Like most websites, we use cookies and other similar technologies for a number of reasons, such as keeping our website reliable and secure, personalizing content, providing social media features and to better understand how our site is used. By using our site, you are agreeing to our use of these tools. Learn More

Your Location is set to:

Published on May 15, 2020

How to use Urgent Care Centers during COVID-19 outbreak

Urgent Care Open

Many people know that you should go to an urgent care center when your illness or injury is not serious enough to go to the Emergency Department at the hospital. The Cape Cod Healthcare Urgent Care Centers have been treating patients throughout the COVID-19 pandemic, and have changed their usual triage process to ensure patient safety.

Cape Cod Healthcare (CCHC) has a team response plan for the coronavirus and COVID-19 pandemic that is based on keeping everyone healthy. The CCHC Urgent Care Centers play a large part in the plan by tending to patients who need care for issues other than the coronavirus. By doing so, the Urgent Care Centers are keeping those patients safe who have non-emergent healthcare needs.

“We are taking care of those who need medical attention but don’t need to go to the Emergency Department.” said Hilary Challies-McDermott, RN, executive director of CCHC Urgent Care.

The list of ailments for which an Urgent Care Center is appropriate includes:
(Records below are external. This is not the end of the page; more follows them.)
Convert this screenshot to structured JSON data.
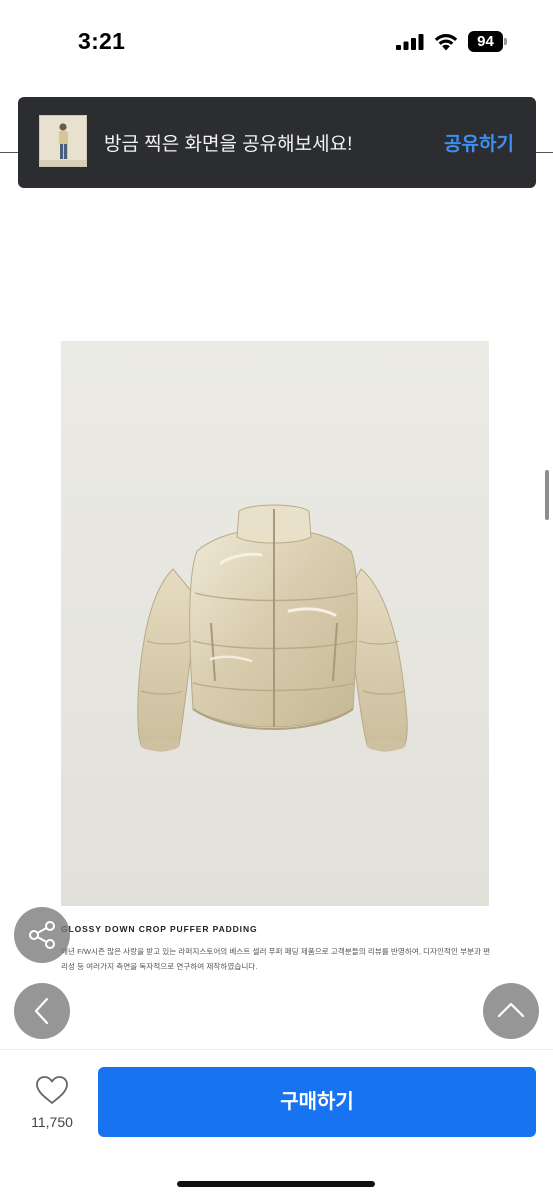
{
  "status_bar": {
    "time": "3:21",
    "battery": "94",
    "icons": [
      "signal-icon",
      "wifi-icon",
      "battery-icon"
    ]
  },
  "toast": {
    "message": "방금 찍은 화면을 공유해보세요!",
    "action_label": "공유하기",
    "action_color": "#3d8ef0"
  },
  "product": {
    "title": "GLOSSY DOWN CROP PUFFER PADDING",
    "description": "매년 F/W시즌 많은 사랑을 받고 있는 라퍼지스토어의 베스트 셀러 푸퍼 패딩 제품으로 고객분들의 리뷰를 반영하여, 디자인적인 부분과 편리성 등 여러가지 측면을 독자적으로 연구하여 제작하였습니다."
  },
  "floating_buttons": {
    "share": "share-icon",
    "back": "chevron-left-icon",
    "top": "chevron-up-icon"
  },
  "bottom_bar": {
    "like_count": "11,750",
    "buy_label": "구매하기",
    "buy_color": "#1873f0"
  }
}
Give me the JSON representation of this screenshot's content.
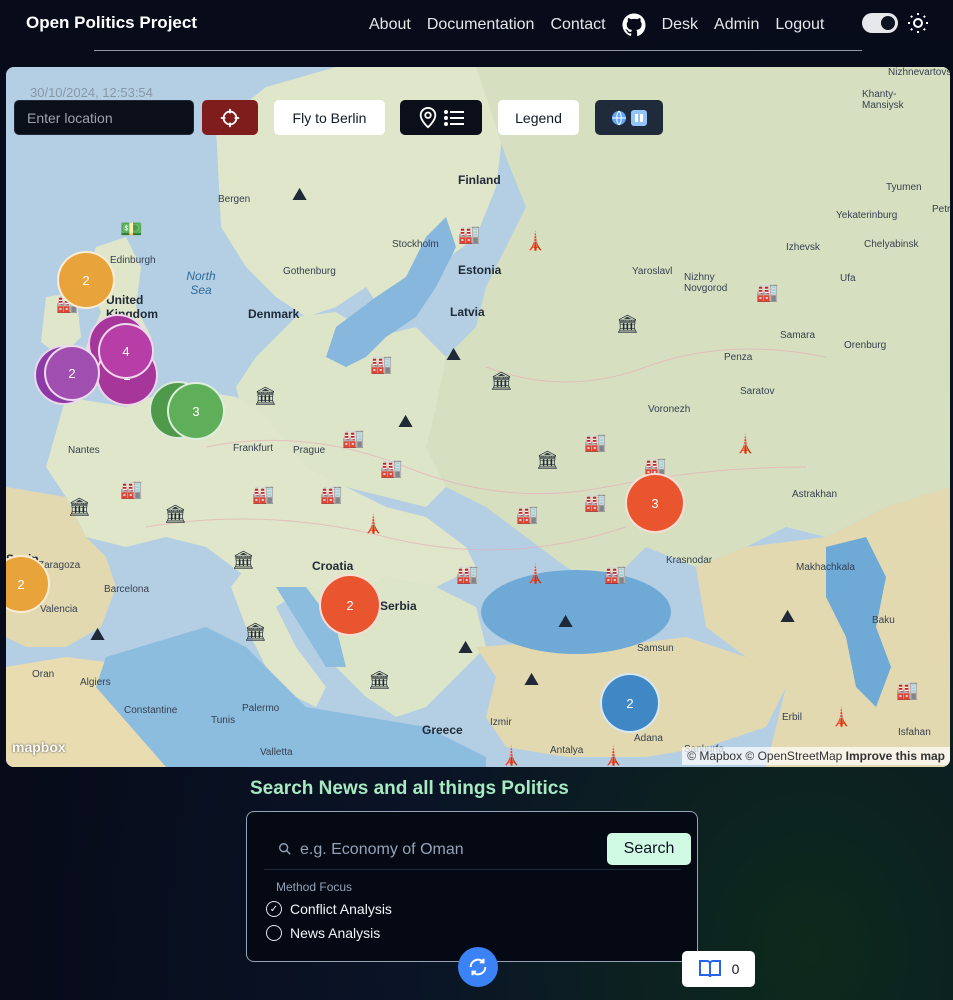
{
  "nav": {
    "brand": "Open Politics Project",
    "links": [
      "About",
      "Documentation",
      "Contact"
    ],
    "links2": [
      "Desk",
      "Admin",
      "Logout"
    ]
  },
  "map": {
    "timestamp": "30/10/2024, 12:53:54",
    "location_placeholder": "Enter location",
    "fly_label": "Fly to Berlin",
    "legend_label": "Legend",
    "attribution": "© Mapbox © OpenStreetMap",
    "improve": "Improve this map",
    "logo": "mapbox",
    "labels": {
      "finland": "Finland",
      "estonia": "Estonia",
      "latvia": "Latvia",
      "denmark": "Denmark",
      "uk": "United Kingdom",
      "north_sea": "North Sea",
      "bergen": "Bergen",
      "stockholm": "Stockholm",
      "gothenburg": "Gothenburg",
      "edinburgh": "Edinburgh",
      "frankfurt": "Frankfurt",
      "prague": "Prague",
      "nantes": "Nantes",
      "croatia": "Croatia",
      "serbia": "Serbia",
      "zaragoza": "Zaragoza",
      "barcelona": "Barcelona",
      "valencia": "Valencia",
      "spain": "Spain",
      "oran": "Oran",
      "algiers": "Algiers",
      "constantine": "Constantine",
      "tunis": "Tunis",
      "palermo": "Palermo",
      "valletta": "Valletta",
      "greece": "Greece",
      "izmir": "Izmir",
      "antalya": "Antalya",
      "adana": "Adana",
      "sanliurfa": "Şanlıurfa",
      "erbil": "Erbil",
      "isfahan": "Isfahan",
      "samsun": "Samsun",
      "krasnodar": "Krasnodar",
      "makhachkala": "Makhachkala",
      "baku": "Baku",
      "astrakhan": "Astrakhan",
      "voronezh": "Voronezh",
      "saratov": "Saratov",
      "penza": "Penza",
      "samara": "Samara",
      "orenburg": "Orenburg",
      "ufa": "Ufa",
      "izhevsk": "Izhevsk",
      "chelyabinsk": "Chelyabinsk",
      "yekaterinburg": "Yekaterinburg",
      "tyumen": "Tyumen",
      "yaroslavl": "Yaroslavl",
      "nizhny": "Nizhny Novgorod",
      "nizhnevartovsk": "Nizhnevartovsk",
      "khanty": "Khanty-Mansiysk",
      "petr": "Petr"
    }
  },
  "clusters": [
    "2",
    "4",
    "2",
    "4",
    "2",
    "2",
    "2",
    "3",
    "3",
    "2",
    "2",
    "2"
  ],
  "search": {
    "title": "Search News and all things Politics",
    "placeholder": "e.g. Economy of Oman",
    "button": "Search",
    "method_label": "Method Focus",
    "options": [
      "Conflict Analysis",
      "News Analysis"
    ]
  },
  "bookmarks": {
    "count": "0"
  },
  "colors": {
    "accent": "#a7e9c1",
    "refresh": "#3b82f6",
    "locate": "#7f1d1d"
  }
}
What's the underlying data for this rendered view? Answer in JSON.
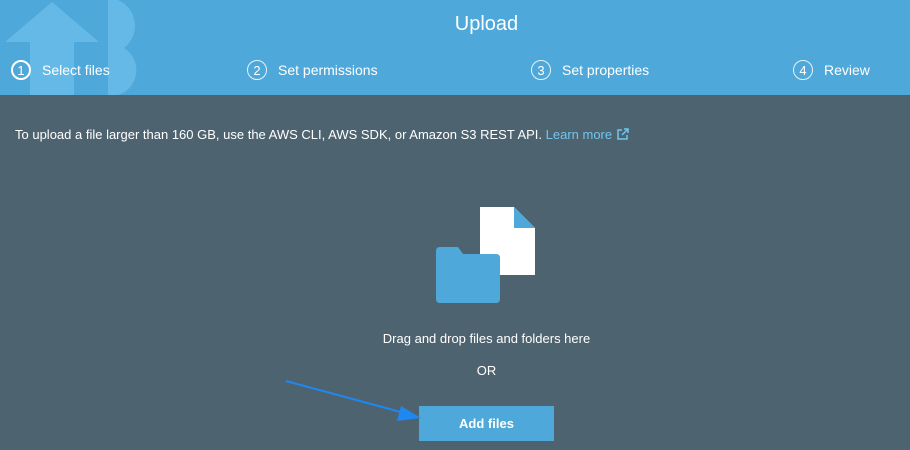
{
  "header": {
    "title": "Upload",
    "steps": [
      {
        "number": "1",
        "label": "Select files",
        "active": true
      },
      {
        "number": "2",
        "label": "Set permissions",
        "active": false
      },
      {
        "number": "3",
        "label": "Set properties",
        "active": false
      },
      {
        "number": "4",
        "label": "Review",
        "active": false
      }
    ]
  },
  "main": {
    "notice": "To upload a file larger than 160 GB, use the AWS CLI, AWS SDK, or Amazon S3 REST API.",
    "learn_more": "Learn more",
    "drop_text": "Drag and drop files and folders here",
    "or_text": "OR",
    "add_files_label": "Add files",
    "icons": [
      "folder-icon",
      "file-icon",
      "external-link-icon",
      "upload-arrow-icon"
    ]
  },
  "colors": {
    "header_bg": "#4ea8d9",
    "body_bg": "#4e6370",
    "link": "#6ec6f2",
    "button_bg": "#4ea8d9",
    "annotation_arrow": "#1e88f0"
  }
}
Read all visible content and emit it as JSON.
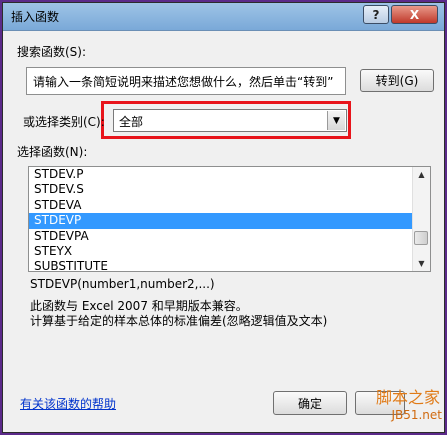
{
  "dialog": {
    "title": "插入函数",
    "help_btn": "?",
    "close_btn": "X"
  },
  "search": {
    "label": "搜索函数(S):",
    "value": "请输入一条简短说明来描述您想做什么，然后单击“转到”",
    "go_button": "转到(G)"
  },
  "category": {
    "label": "或选择类别(C):",
    "selected": "全部"
  },
  "functions": {
    "label": "选择函数(N):",
    "items": [
      "STDEV.P",
      "STDEV.S",
      "STDEVA",
      "STDEVP",
      "STDEVPA",
      "STEYX",
      "SUBSTITUTE"
    ],
    "selected_index": 3
  },
  "signature": "STDEVP(number1,number2,...)",
  "description_line1": "此函数与 Excel 2007 和早期版本兼容。",
  "description_line2": "计算基于给定的样本总体的标准偏差(忽略逻辑值及文本)",
  "help_link": "有关该函数的帮助",
  "ok_button": "确定",
  "watermark": {
    "line1": "脚本之家",
    "line2": "JB51.net"
  },
  "colors": {
    "highlight_box": "#e8141b",
    "selection": "#3399ff",
    "link": "#0033cc"
  }
}
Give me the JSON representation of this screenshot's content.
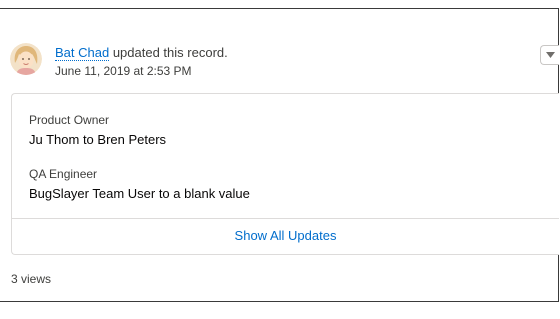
{
  "post": {
    "author": "Bat Chad",
    "action": "updated this record.",
    "timestamp": "June 11, 2019 at 2:53 PM",
    "avatar_icon": "user-avatar-icon",
    "menu_icon": "chevron-down-icon"
  },
  "changes": [
    {
      "field": "Product Owner",
      "value": "Ju Thom to Bren Peters"
    },
    {
      "field": "QA Engineer",
      "value": "BugSlayer Team User to a blank value"
    }
  ],
  "show_all_label": "Show All Updates",
  "views": "3 views",
  "colors": {
    "link": "#006dcc",
    "text": "#3e3e3c",
    "border": "#dddbda"
  }
}
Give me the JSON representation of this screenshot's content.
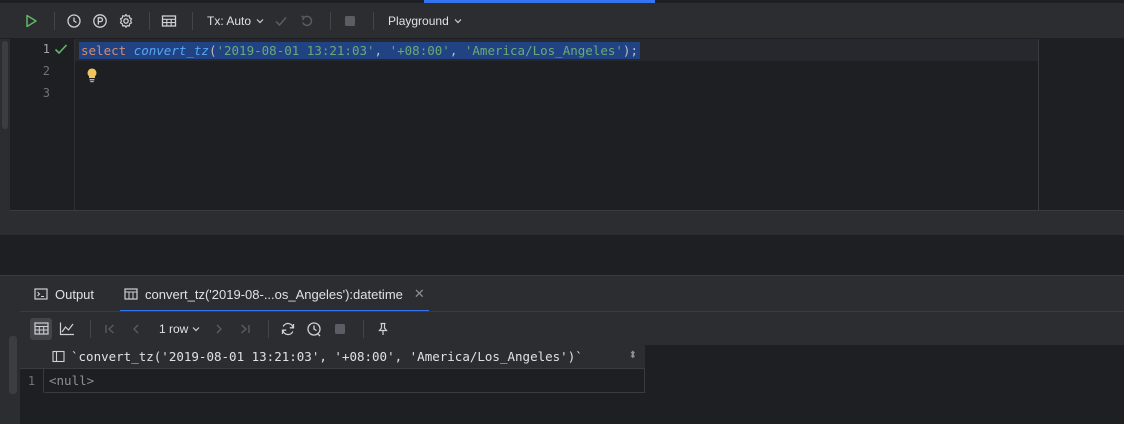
{
  "toolbar": {
    "tx_mode": "Tx: Auto",
    "session": "Playground"
  },
  "editor": {
    "line_numbers": [
      "1",
      "2",
      "3"
    ],
    "code_tokens": [
      {
        "type": "kw",
        "text": "select"
      },
      {
        "type": "sp",
        "text": " "
      },
      {
        "type": "fn",
        "text": "convert_tz"
      },
      {
        "type": "punc",
        "text": "("
      },
      {
        "type": "str",
        "text": "'2019-08-01 13:21:03'"
      },
      {
        "type": "punc",
        "text": ", "
      },
      {
        "type": "str",
        "text": "'+08:00'"
      },
      {
        "type": "punc",
        "text": ", "
      },
      {
        "type": "str",
        "text": "'America/Los_Angeles'"
      },
      {
        "type": "punc",
        "text": ");"
      }
    ]
  },
  "results": {
    "tabs": {
      "output": "Output",
      "query_result": "convert_tz('2019-08-...os_Angeles'):datetime"
    },
    "row_count": "1 row",
    "column_header": "`convert_tz('2019-08-01 13:21:03', '+08:00', 'America/Los_Angeles')`",
    "rows": [
      {
        "num": "1",
        "value": "<null>"
      }
    ]
  },
  "colors": {
    "accent": "#3574f0",
    "run_green": "#5fb865",
    "bulb_yellow": "#f2c55c"
  }
}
  • Urinary tract infections
  • Ear infections
  • Tick bites
  • Fractured bones
  • Lacerations that may need stitches
  • Strep throat
  • Rashes
  • Tetanus shots

If you have any of those medical issues, one of CCHC’s four Urgent Care Centers in Harwich, Falmouth, Hyannis and Sandwich is a very safe place to get medical care. There are stringent safeguards in place and no one with symptoms of COVID-19 is allowed into the buildings, said Challies-McDermott.

A Controlled Setting

“It’s a very, very controlled situation at Urgent Cares about who comes in with what symptoms and who is to remain outside to be treated using FaceTime and telemedicine,” she said. “You can come here and you’re going to be safe because everyone is screened at the front door.”

Each Urgent Care Center now has one entrance and a clinical staff person who is fully protected with a mask, face shield, gloves and gown meets each patient at the door. That person will give the patient a mask and inquire about the reason for their visit. They also take vital signs, including temperature, pulse and oxygen level.

Patients who do not have any symptoms of COVID-19 will be brought into a treatment room for care. Those who do have COVID-19 symptoms are directed back to their cars to wait for telemedicine care and instructions.

“Everyone in Urgent Care has been doing an amazing job,” Challies-McDermott said. “The nurses have been phenomenal in making sure that everyone, patients and staff, is protected.”

Anyone who has a fever, cough, mild respiratory issue, or any flu-like or additional COVID-19 symptoms is directed back to their car for a telemedicine FaceTime visit with a doctor on an iPad. The device is delivered to the patient’s care by a nurse, who is fully protected with personal protective equipment (PPE.) The iPads are disinfected after every use, as is all reusable equipment at the Urgent Care Centers, she said.

COVID-19 Testing

A safe and efficient system has been set up for COVID-19 testing.

  • If you have symptoms like a fever, cough, or respiratory issues (see the CCHC website for additional information on coronavirus symptoms), you should call your primary care doctor. If you are a patient of a Cape Cod Healthcare primary care physician and your doctor determines that you should be tested, he or she will submit an electronic order for testing at the drive-through testing site at Cape Cod Community College.
  • If you are experiencing symptoms and do not have a primary care doctor, call the dedicated CCHC call center at 508-862-5595 to be screened for COVID-19. If testing is required, the clinical provider will follow the same process as a primary care physician of submitting a doctor’s order for testing. No one will be tested without a clinical order.
  • If you do not have a primary care doctor and are experiencing serious symptoms like severe shortness of breath or difficulty breathing, you should visit one of the triage tents outside Cape Cod Hospital and Falmouth Hospital.
  • As always, anyone experiencing life-threatening symptoms should call 911 and seek immediate medical attention.

For non-coronavirus symptoms, Cape Cod Healthcare Urgent Care services are currently offered at four locations: Fontaine Outpatient Center in Harwich, Stoneman Outpatient Center in Sandwich, Hyannis Urgent Care and Falmouth Urgent Care (which reopened for regular hours on June 8th.)